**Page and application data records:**
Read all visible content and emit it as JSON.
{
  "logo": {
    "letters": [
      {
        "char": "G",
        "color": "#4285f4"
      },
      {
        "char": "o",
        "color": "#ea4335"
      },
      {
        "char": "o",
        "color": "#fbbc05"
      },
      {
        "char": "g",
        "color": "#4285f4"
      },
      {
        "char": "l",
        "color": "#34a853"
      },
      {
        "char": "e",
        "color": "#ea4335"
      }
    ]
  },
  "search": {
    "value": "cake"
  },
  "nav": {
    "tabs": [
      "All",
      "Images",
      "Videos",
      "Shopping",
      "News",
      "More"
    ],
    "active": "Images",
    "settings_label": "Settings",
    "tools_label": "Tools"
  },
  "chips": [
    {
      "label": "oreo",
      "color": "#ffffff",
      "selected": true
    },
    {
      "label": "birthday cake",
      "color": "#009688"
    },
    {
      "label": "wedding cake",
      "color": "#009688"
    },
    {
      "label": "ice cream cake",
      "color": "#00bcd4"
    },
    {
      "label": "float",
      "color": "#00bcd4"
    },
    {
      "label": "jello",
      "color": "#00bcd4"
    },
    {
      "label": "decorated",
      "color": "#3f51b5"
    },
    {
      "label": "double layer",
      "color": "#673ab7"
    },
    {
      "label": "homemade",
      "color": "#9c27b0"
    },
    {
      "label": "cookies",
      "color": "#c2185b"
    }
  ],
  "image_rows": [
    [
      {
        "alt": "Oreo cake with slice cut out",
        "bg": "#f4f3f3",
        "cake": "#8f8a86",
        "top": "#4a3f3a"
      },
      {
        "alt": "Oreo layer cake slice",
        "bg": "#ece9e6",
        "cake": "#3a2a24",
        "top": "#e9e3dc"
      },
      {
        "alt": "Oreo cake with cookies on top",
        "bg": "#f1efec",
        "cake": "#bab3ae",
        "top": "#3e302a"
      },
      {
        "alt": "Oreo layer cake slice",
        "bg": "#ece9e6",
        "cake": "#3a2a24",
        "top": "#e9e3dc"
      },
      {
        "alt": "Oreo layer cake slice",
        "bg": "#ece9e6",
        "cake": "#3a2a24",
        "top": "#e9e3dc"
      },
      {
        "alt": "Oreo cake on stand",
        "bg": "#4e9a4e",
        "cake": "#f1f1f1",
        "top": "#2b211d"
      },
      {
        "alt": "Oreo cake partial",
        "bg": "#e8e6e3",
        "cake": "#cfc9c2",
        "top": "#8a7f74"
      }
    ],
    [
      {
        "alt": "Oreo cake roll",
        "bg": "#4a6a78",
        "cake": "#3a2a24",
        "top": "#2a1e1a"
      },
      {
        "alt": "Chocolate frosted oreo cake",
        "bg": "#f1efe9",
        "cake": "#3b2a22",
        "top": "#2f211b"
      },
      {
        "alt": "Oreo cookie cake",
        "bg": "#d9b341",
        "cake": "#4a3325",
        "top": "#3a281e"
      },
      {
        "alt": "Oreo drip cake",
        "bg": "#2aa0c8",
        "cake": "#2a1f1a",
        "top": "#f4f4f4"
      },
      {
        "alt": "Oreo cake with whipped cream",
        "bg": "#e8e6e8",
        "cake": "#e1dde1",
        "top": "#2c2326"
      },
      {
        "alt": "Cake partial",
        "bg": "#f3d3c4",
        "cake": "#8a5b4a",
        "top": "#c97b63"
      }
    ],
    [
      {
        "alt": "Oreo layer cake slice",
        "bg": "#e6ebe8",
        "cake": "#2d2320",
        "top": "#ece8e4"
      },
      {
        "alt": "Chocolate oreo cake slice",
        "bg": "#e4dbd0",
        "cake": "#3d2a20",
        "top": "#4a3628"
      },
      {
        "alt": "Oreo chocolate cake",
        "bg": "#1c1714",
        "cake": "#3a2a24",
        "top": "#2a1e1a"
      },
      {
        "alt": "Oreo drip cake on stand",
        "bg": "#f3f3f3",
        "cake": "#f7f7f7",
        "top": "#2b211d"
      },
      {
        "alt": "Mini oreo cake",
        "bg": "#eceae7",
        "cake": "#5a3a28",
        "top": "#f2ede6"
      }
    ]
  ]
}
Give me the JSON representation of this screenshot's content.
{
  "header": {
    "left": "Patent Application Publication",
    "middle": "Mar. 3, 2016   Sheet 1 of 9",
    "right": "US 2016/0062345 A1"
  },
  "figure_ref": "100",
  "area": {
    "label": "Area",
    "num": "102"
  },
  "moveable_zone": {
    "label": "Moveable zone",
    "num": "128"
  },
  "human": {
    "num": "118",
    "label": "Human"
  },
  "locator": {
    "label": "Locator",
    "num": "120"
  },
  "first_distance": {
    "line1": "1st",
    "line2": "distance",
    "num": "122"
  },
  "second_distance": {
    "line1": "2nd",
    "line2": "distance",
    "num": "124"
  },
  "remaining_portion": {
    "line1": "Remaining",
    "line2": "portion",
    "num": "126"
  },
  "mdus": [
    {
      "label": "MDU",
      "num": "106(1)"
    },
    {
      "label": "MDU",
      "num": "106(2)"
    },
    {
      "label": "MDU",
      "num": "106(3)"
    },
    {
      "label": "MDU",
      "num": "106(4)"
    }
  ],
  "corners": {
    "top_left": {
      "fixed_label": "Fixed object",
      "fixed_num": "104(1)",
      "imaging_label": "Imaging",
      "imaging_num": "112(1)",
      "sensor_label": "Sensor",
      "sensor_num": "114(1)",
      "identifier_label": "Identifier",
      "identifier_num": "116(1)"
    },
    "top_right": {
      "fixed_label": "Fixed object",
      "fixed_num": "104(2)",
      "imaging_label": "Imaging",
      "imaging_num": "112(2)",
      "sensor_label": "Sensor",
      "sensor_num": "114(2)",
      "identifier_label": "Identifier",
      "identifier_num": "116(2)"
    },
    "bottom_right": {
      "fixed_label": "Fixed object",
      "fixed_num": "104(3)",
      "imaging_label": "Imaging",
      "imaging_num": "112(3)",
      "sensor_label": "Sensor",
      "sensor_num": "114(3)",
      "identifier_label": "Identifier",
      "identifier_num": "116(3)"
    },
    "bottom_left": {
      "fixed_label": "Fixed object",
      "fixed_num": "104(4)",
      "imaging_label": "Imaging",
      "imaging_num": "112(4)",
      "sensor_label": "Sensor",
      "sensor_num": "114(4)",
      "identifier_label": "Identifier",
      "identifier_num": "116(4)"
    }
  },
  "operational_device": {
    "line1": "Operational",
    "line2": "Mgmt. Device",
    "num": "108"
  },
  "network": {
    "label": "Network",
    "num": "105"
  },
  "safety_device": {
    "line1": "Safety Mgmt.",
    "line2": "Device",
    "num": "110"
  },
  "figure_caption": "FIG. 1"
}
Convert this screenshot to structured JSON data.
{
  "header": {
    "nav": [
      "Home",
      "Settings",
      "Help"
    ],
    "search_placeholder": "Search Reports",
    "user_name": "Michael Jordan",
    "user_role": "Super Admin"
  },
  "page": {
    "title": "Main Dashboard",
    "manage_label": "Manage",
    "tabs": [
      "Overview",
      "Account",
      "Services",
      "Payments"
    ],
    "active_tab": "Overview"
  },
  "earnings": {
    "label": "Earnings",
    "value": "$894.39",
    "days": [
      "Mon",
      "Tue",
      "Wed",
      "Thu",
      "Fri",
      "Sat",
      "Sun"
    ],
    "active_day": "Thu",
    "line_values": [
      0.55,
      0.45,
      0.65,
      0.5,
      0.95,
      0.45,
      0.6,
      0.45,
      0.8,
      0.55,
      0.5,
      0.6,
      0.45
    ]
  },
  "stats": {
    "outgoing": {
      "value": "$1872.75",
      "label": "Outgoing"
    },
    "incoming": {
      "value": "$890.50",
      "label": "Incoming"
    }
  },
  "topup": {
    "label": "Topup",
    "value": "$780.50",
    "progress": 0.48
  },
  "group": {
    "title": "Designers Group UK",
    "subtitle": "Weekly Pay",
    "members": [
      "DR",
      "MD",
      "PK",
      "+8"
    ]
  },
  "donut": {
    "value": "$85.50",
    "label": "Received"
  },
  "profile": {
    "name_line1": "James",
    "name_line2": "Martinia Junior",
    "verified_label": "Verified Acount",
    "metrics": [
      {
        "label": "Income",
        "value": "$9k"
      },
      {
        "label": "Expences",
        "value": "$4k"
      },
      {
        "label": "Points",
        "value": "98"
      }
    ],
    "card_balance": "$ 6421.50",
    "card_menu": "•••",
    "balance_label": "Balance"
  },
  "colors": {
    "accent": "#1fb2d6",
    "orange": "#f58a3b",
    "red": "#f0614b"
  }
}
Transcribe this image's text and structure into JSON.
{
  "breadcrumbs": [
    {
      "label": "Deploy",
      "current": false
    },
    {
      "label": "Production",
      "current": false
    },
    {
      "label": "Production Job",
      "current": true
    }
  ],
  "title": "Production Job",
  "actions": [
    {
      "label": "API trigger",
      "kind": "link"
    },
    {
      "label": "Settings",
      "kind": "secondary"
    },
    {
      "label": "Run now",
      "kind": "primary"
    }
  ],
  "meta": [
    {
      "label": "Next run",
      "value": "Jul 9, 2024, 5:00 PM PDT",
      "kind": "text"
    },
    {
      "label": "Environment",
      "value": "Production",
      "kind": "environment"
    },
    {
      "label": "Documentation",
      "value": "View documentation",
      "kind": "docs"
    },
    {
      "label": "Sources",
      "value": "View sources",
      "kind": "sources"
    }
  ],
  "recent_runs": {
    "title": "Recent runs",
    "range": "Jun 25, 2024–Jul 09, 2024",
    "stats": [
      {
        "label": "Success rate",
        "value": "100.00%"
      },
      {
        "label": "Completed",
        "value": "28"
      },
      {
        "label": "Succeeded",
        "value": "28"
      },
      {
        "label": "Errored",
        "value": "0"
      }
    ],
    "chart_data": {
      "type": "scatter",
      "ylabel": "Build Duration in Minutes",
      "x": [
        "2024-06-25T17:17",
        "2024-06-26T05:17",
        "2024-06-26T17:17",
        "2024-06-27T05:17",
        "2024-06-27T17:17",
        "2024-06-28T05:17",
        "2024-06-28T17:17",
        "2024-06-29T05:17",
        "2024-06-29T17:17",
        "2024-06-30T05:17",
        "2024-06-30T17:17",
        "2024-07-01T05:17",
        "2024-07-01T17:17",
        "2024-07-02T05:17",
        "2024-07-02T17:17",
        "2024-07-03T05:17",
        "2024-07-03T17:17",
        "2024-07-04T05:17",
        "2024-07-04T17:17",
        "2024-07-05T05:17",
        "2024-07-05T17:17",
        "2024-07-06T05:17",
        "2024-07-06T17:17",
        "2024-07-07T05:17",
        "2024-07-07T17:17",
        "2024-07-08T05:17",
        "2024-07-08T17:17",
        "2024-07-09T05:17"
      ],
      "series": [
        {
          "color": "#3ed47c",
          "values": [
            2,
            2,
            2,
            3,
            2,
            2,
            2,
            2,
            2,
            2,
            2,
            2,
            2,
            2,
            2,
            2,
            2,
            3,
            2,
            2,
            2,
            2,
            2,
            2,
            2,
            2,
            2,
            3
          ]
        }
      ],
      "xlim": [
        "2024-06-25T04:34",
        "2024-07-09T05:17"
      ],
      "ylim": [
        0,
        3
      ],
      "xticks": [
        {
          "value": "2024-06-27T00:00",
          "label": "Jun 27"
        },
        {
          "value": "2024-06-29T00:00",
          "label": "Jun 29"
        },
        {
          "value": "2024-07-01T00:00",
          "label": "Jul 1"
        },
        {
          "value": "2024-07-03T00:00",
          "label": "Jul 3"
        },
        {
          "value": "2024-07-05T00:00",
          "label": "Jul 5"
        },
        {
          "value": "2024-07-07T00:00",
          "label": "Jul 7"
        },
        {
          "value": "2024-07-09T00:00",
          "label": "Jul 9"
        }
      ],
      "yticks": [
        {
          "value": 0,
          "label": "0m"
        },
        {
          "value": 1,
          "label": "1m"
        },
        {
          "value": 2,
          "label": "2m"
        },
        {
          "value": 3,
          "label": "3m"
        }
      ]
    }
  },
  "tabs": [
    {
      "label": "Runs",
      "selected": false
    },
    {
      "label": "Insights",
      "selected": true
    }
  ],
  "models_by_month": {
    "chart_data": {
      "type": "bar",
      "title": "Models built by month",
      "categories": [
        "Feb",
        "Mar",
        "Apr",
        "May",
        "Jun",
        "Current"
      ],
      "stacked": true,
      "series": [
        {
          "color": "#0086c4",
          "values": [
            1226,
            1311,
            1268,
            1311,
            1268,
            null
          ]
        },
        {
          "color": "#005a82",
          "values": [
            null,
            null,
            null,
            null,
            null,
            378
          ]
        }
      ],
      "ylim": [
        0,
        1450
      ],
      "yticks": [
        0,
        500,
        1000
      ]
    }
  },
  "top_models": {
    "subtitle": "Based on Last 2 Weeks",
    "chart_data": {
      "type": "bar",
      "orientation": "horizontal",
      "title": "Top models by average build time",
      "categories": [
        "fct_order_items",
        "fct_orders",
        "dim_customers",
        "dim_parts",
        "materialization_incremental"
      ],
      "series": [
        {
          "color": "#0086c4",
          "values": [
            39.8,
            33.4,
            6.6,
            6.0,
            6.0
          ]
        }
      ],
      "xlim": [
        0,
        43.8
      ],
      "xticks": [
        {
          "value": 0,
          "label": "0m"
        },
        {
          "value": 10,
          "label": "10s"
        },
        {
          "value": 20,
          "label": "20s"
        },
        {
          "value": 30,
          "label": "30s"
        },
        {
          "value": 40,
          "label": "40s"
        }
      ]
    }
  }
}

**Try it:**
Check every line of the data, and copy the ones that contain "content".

**Answer:**
Read all visible content and emit it as JSON.
Give me the JSON representation of this screenshot's content.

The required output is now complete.